There were three questions posed by a 1st century Jerusalem scholar Rabbi Hillel, when asked “How do we, how do we understand what we are to do in the world?” And he responded with three questions. The first one’s to ask yourself, “If I am not for myself, who will be for me?” It’s not a selfish question, but it is a self-regarding question. Sort of saying, “Ask yourself what you’re about, what you value, what you have to contribute, what…” But then the second question is, “If I am for myself alone, what am I?” But it, which is, it’s to even be a who and not a what is to recognize that we are in the world in relationship with others and that our capacity to realize our own objectives is inextricably wrapped up with the capacity of others to realize theirs.
And finally, “If not now, when?” The time for action is always now, because it’s often only through action that we can learn what we need to learn in order to be able to act effectively in the ways that we intend. And the fact that they’re questions is also really important to me, because it suggests that this work, this work of organizing, leadership is not about knowing, it’s about learning.

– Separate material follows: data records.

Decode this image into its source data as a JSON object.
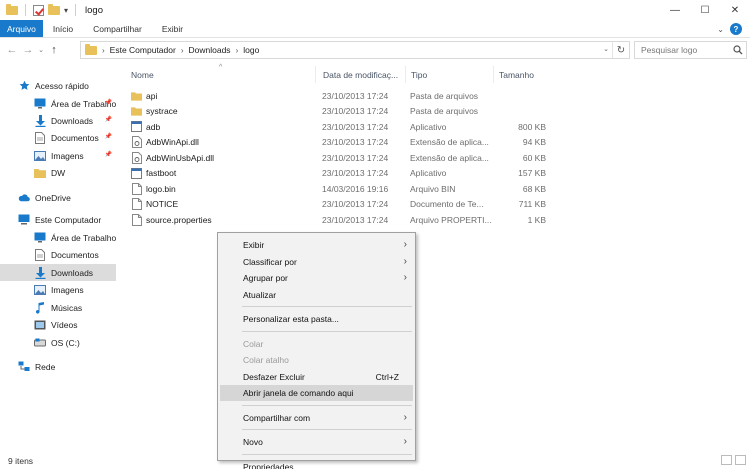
{
  "window": {
    "title": "logo",
    "controls": [
      "minimize",
      "maximize",
      "close"
    ]
  },
  "ribbon": {
    "tabs": [
      {
        "label": "Arquivo",
        "active": true
      },
      {
        "label": "Início"
      },
      {
        "label": "Compartilhar"
      },
      {
        "label": "Exibir"
      }
    ]
  },
  "address": {
    "crumbs": [
      "Este Computador",
      "Downloads",
      "logo"
    ],
    "search_placeholder": "Pesquisar logo"
  },
  "nav": {
    "items": [
      {
        "label": "Acesso rápido",
        "icon": "star-icon",
        "color": "#1979ca"
      },
      {
        "label": "Área de Trabalho",
        "icon": "desktop-icon",
        "pinned": true,
        "color": "#1979ca"
      },
      {
        "label": "Downloads",
        "icon": "download-icon",
        "pinned": true,
        "color": "#1979ca"
      },
      {
        "label": "Documentos",
        "icon": "document-icon",
        "pinned": true,
        "color": "#7a7a7a"
      },
      {
        "label": "Imagens",
        "icon": "image-icon",
        "pinned": true,
        "color": "#4a7bb5"
      },
      {
        "label": "DW",
        "icon": "folder-icon",
        "color": "#e8c15a"
      },
      {
        "label": "OneDrive",
        "icon": "cloud-icon",
        "color": "#1979ca"
      },
      {
        "label": "Este Computador",
        "icon": "computer-icon",
        "color": "#1979ca"
      },
      {
        "label": "Área de Trabalho",
        "icon": "desktop-icon",
        "color": "#1979ca"
      },
      {
        "label": "Documentos",
        "icon": "document-icon",
        "color": "#7a7a7a"
      },
      {
        "label": "Downloads",
        "icon": "download-icon",
        "selected": true,
        "color": "#1979ca"
      },
      {
        "label": "Imagens",
        "icon": "image-icon",
        "color": "#4a7bb5"
      },
      {
        "label": "Músicas",
        "icon": "music-icon",
        "color": "#1979ca"
      },
      {
        "label": "Vídeos",
        "icon": "video-icon",
        "color": "#555555"
      },
      {
        "label": "OS (C:)",
        "icon": "drive-icon",
        "color": "#6a6a6a"
      },
      {
        "label": "Rede",
        "icon": "network-icon",
        "color": "#1979ca"
      }
    ]
  },
  "columns": {
    "name": "Nome",
    "date": "Data de modificaç...",
    "type": "Tipo",
    "size": "Tamanho"
  },
  "files": [
    {
      "name": "api",
      "date": "23/10/2013 17:24",
      "type": "Pasta de arquivos",
      "size": "",
      "icon": "folder-icon"
    },
    {
      "name": "systrace",
      "date": "23/10/2013 17:24",
      "type": "Pasta de arquivos",
      "size": "",
      "icon": "folder-icon"
    },
    {
      "name": "adb",
      "date": "23/10/2013 17:24",
      "type": "Aplicativo",
      "size": "800 KB",
      "icon": "app-icon"
    },
    {
      "name": "AdbWinApi.dll",
      "date": "23/10/2013 17:24",
      "type": "Extensão de aplica...",
      "size": "94 KB",
      "icon": "dll-icon"
    },
    {
      "name": "AdbWinUsbApi.dll",
      "date": "23/10/2013 17:24",
      "type": "Extensão de aplica...",
      "size": "60 KB",
      "icon": "dll-icon"
    },
    {
      "name": "fastboot",
      "date": "23/10/2013 17:24",
      "type": "Aplicativo",
      "size": "157 KB",
      "icon": "app-icon"
    },
    {
      "name": "logo.bin",
      "date": "14/03/2016 19:16",
      "type": "Arquivo BIN",
      "size": "68 KB",
      "icon": "file-icon"
    },
    {
      "name": "NOTICE",
      "date": "23/10/2013 17:24",
      "type": "Documento de Te...",
      "size": "711 KB",
      "icon": "file-icon"
    },
    {
      "name": "source.properties",
      "date": "23/10/2013 17:24",
      "type": "Arquivo PROPERTI...",
      "size": "1 KB",
      "icon": "file-icon"
    }
  ],
  "context_menu": {
    "items": [
      {
        "label": "Exibir",
        "submenu": true
      },
      {
        "label": "Classificar por",
        "submenu": true
      },
      {
        "label": "Agrupar por",
        "submenu": true
      },
      {
        "label": "Atualizar"
      },
      {
        "separator": true
      },
      {
        "label": "Personalizar esta pasta..."
      },
      {
        "separator": true
      },
      {
        "label": "Colar",
        "disabled": true
      },
      {
        "label": "Colar atalho",
        "disabled": true
      },
      {
        "label": "Desfazer Excluir",
        "shortcut": "Ctrl+Z"
      },
      {
        "label": "Abrir janela de comando aqui",
        "highlight": true
      },
      {
        "separator": true
      },
      {
        "label": "Compartilhar com",
        "submenu": true
      },
      {
        "separator": true
      },
      {
        "label": "Novo",
        "submenu": true
      },
      {
        "separator": true
      },
      {
        "label": "Propriedades"
      }
    ]
  },
  "status": {
    "item_count": "9 itens"
  }
}
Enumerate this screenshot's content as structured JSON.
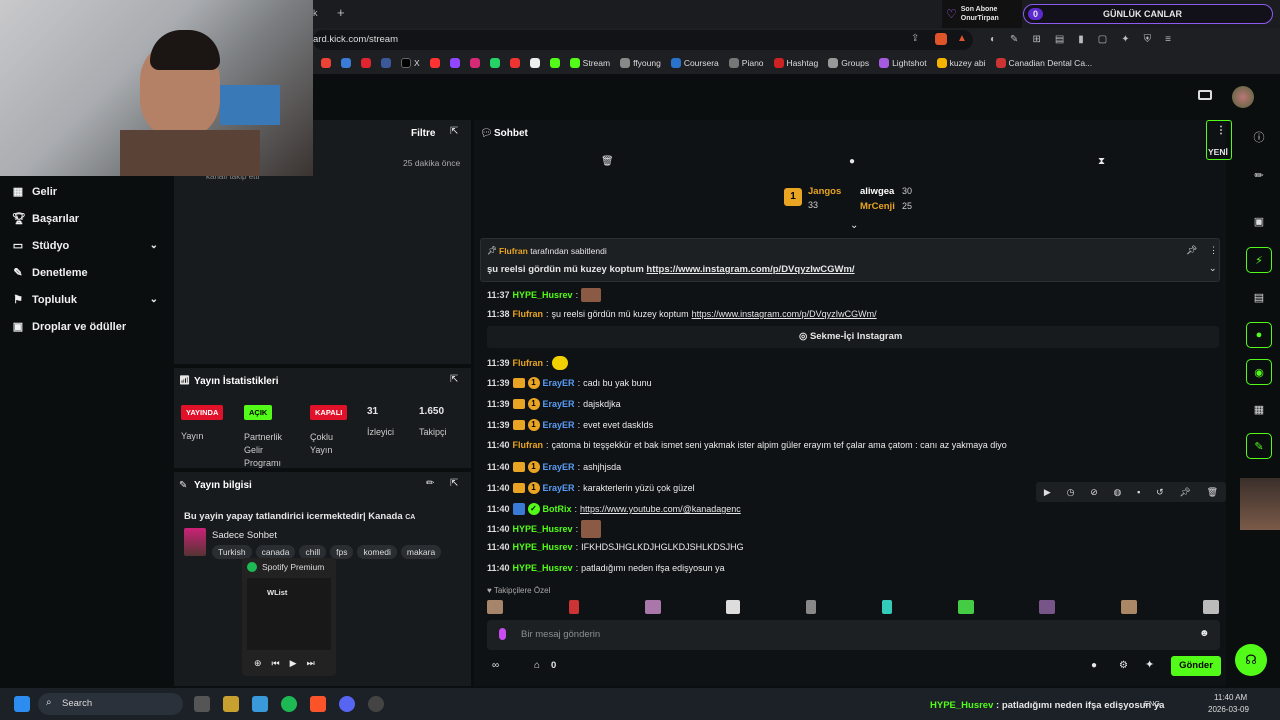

And it’s about asking and it’s about understanding that it is about dealing with the uncertain. It is about probing the unknown. It’s not about control. It’s about, it’s about learning through purposeful experience. And so that’s kind of, I think, what I’ve tried to, as I look back, what I’ve tried to learn, to teach, to do, to practice is how to be that kind of a learner and teacher.